**EXERCISE OBJECTIVE:** Each entry must be copied exactly, without omission.

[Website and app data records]

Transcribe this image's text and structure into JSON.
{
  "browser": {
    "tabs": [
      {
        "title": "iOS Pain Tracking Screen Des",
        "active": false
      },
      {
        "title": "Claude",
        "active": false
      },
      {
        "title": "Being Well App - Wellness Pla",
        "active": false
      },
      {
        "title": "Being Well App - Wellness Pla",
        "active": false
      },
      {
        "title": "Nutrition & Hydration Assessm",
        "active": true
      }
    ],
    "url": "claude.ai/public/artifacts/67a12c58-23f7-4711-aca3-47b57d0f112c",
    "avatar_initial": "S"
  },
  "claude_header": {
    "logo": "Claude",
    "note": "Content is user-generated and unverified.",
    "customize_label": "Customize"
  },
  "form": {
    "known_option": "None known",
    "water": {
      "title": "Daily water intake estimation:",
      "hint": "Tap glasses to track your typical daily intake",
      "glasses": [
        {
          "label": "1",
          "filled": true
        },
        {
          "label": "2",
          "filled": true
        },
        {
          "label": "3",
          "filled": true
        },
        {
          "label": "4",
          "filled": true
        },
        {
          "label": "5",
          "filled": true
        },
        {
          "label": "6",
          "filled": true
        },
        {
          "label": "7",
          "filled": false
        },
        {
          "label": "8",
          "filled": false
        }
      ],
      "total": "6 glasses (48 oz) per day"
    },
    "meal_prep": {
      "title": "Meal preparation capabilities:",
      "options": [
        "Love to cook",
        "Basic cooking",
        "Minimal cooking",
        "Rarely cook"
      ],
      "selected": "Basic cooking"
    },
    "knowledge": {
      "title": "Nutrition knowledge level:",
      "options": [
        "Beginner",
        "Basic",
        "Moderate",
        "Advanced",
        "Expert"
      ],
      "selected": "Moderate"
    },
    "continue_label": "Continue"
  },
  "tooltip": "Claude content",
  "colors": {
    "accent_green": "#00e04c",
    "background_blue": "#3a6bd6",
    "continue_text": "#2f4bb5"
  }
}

**WRITTEN SOLUTION:**
Transcribe this image's text and structure into JSON.
{
  "browser": {
    "tabs": [
      {
        "title": "iOS Pain Tracking Screen Des",
        "active": false
      },
      {
        "title": "Claude",
        "active": false
      },
      {
        "title": "Being Well App - Wellness Pla",
        "active": false
      },
      {
        "title": "Being Well App - Wellness Pla",
        "active": false
      },
      {
        "title": "Nutrition & Hydration Assessm",
        "active": true
      }
    ],
    "url": "claude.ai/public/artifacts/67a12c58-23f7-4711-aca3-47b57d0f112c",
    "avatar_initial": "S"
  },
  "claude_header": {
    "logo": "Claude",
    "note": "Content is user-generated and unverified.",
    "customize_label": "Customize"
  },
  "form": {
    "known_option": "None known",
    "water": {
      "title": "Daily water intake estimation:",
      "hint": "Tap glasses to track your typical daily intake",
      "glasses": [
        {
          "label": "1",
          "filled": true
        },
        {
          "label": "2",
          "filled": true
        },
        {
          "label": "3",
          "filled": true
        },
        {
          "label": "4",
          "filled": true
        },
        {
          "label": "5",
          "filled": true
        },
        {
          "label": "6",
          "filled": true
        },
        {
          "label": "7",
          "filled": false
        },
        {
          "label": "8",
          "filled": false
        }
      ],
      "total": "6 glasses (48 oz) per day"
    },
    "meal_prep": {
      "title": "Meal preparation capabilities:",
      "options": [
        "Love to cook",
        "Basic cooking",
        "Minimal cooking",
        "Rarely cook"
      ],
      "selected": "Basic cooking"
    },
    "knowledge": {
      "title": "Nutrition knowledge level:",
      "options": [
        "Beginner",
        "Basic",
        "Moderate",
        "Advanced",
        "Expert"
      ],
      "selected": "Moderate"
    },
    "continue_label": "Continue"
  },
  "tooltip": "Claude content",
  "colors": {
    "accent_green": "#00e04c",
    "background_blue": "#3a6bd6",
    "continue_text": "#2f4bb5"
  }
}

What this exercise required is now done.